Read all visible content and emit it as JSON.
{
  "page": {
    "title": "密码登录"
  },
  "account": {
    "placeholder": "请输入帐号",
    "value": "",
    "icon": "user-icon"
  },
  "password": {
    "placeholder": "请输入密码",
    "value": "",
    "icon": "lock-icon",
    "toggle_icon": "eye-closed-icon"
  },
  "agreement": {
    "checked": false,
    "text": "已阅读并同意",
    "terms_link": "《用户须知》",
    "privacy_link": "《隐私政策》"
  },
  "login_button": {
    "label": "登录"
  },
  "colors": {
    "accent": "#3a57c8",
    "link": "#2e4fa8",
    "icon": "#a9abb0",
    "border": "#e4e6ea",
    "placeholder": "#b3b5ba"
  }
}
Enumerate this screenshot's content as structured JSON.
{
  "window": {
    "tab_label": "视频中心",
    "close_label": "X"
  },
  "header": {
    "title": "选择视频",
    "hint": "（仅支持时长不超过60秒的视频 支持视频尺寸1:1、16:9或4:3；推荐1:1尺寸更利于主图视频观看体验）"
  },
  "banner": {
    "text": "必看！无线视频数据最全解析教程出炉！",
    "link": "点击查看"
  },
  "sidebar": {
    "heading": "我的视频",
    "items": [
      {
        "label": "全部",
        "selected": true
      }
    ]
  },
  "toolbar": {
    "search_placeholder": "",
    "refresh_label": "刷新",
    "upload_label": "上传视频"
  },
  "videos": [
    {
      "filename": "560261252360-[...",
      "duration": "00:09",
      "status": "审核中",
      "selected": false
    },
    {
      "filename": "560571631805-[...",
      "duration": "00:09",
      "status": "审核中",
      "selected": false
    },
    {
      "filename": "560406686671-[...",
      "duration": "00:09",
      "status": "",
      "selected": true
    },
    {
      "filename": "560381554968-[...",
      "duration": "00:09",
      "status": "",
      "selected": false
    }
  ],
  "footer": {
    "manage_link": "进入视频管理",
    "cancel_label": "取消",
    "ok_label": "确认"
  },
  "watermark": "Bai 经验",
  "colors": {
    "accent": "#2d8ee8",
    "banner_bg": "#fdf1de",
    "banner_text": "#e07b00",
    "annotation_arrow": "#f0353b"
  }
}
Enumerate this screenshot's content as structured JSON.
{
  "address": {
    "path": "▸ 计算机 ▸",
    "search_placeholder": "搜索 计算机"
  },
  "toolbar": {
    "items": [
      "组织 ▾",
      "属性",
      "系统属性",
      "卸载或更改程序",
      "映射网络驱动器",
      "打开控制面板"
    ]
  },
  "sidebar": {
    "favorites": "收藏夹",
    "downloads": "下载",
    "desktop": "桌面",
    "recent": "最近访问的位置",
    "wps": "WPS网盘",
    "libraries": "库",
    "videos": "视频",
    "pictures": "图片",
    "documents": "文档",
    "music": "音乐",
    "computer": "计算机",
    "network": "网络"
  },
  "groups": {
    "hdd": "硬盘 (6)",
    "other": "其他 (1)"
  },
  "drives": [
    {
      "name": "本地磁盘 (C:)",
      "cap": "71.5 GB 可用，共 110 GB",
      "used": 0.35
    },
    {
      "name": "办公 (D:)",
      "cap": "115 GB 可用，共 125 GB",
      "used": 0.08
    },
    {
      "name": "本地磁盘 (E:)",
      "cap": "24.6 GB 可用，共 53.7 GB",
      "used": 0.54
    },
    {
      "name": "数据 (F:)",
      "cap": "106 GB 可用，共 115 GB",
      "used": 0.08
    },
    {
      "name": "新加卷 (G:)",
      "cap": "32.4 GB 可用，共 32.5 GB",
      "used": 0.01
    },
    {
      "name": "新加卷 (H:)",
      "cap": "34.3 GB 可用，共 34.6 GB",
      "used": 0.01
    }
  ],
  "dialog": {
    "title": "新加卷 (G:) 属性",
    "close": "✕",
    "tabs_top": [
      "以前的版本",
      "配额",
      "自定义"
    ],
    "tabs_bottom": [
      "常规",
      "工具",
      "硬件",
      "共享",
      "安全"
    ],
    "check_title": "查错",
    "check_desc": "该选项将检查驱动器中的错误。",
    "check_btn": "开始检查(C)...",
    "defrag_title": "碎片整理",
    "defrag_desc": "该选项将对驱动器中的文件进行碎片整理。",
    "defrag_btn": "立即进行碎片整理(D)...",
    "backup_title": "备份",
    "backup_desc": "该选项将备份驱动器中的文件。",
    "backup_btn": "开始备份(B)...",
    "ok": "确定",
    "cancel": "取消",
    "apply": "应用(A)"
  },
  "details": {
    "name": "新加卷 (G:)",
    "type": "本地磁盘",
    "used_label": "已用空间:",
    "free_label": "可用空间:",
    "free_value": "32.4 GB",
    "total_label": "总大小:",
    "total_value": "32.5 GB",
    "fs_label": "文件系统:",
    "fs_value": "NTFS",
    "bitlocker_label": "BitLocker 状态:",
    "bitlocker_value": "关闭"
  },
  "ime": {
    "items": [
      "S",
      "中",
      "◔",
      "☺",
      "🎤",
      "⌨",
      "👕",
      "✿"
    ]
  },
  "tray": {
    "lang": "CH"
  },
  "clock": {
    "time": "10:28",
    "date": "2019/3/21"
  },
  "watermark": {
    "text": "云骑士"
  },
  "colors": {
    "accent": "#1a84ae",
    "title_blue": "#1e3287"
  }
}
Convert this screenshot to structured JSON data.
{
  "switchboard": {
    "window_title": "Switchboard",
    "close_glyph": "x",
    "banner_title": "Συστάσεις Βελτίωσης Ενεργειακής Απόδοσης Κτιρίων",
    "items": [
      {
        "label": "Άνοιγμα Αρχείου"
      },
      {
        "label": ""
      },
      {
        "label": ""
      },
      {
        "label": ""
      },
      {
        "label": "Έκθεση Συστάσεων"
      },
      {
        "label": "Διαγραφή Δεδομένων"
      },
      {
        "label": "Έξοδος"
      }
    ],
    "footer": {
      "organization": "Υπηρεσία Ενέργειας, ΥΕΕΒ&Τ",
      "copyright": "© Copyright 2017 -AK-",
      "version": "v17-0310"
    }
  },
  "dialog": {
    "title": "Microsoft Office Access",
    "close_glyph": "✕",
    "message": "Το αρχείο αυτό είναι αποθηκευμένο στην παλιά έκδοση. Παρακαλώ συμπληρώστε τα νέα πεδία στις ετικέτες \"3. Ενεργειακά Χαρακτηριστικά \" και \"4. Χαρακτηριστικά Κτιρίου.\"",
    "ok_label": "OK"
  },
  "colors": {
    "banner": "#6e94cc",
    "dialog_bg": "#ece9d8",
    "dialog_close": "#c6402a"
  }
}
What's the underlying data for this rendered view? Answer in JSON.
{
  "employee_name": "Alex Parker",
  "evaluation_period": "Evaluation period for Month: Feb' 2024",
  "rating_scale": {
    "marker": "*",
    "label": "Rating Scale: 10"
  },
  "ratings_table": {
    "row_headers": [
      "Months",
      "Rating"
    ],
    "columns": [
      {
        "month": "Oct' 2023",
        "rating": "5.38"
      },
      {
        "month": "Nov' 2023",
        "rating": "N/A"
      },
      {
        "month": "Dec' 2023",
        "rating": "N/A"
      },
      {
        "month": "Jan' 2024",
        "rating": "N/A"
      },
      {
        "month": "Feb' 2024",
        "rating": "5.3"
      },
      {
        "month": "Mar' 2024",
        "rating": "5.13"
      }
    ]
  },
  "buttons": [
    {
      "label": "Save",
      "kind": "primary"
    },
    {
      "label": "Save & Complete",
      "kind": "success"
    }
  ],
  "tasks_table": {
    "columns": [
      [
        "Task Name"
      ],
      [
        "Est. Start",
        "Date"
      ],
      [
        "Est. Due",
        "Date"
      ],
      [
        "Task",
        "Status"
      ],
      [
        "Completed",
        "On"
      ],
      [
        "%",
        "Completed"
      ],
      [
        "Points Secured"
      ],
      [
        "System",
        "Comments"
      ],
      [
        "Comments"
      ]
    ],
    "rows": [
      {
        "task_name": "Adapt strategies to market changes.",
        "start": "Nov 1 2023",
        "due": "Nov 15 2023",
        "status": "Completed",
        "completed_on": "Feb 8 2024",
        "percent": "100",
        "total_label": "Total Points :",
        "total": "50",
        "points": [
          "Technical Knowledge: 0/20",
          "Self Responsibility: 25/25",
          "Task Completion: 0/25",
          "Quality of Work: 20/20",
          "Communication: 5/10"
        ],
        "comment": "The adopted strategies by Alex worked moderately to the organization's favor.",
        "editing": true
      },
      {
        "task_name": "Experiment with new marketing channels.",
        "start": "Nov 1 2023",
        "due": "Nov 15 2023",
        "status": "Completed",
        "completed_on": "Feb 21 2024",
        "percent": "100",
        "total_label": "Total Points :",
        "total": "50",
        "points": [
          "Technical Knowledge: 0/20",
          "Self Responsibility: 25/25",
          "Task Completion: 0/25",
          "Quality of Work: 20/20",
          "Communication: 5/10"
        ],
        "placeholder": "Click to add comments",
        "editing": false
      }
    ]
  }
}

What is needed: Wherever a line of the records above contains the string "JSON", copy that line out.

Response area:
Read all visible content and emit it as JSON.
Enumerate this screenshot's content as structured JSON.
Enumerate this screenshot's content as structured JSON.
Convert this screenshot to structured JSON data.
What's the underlying data for this rendered view? Answer in JSON.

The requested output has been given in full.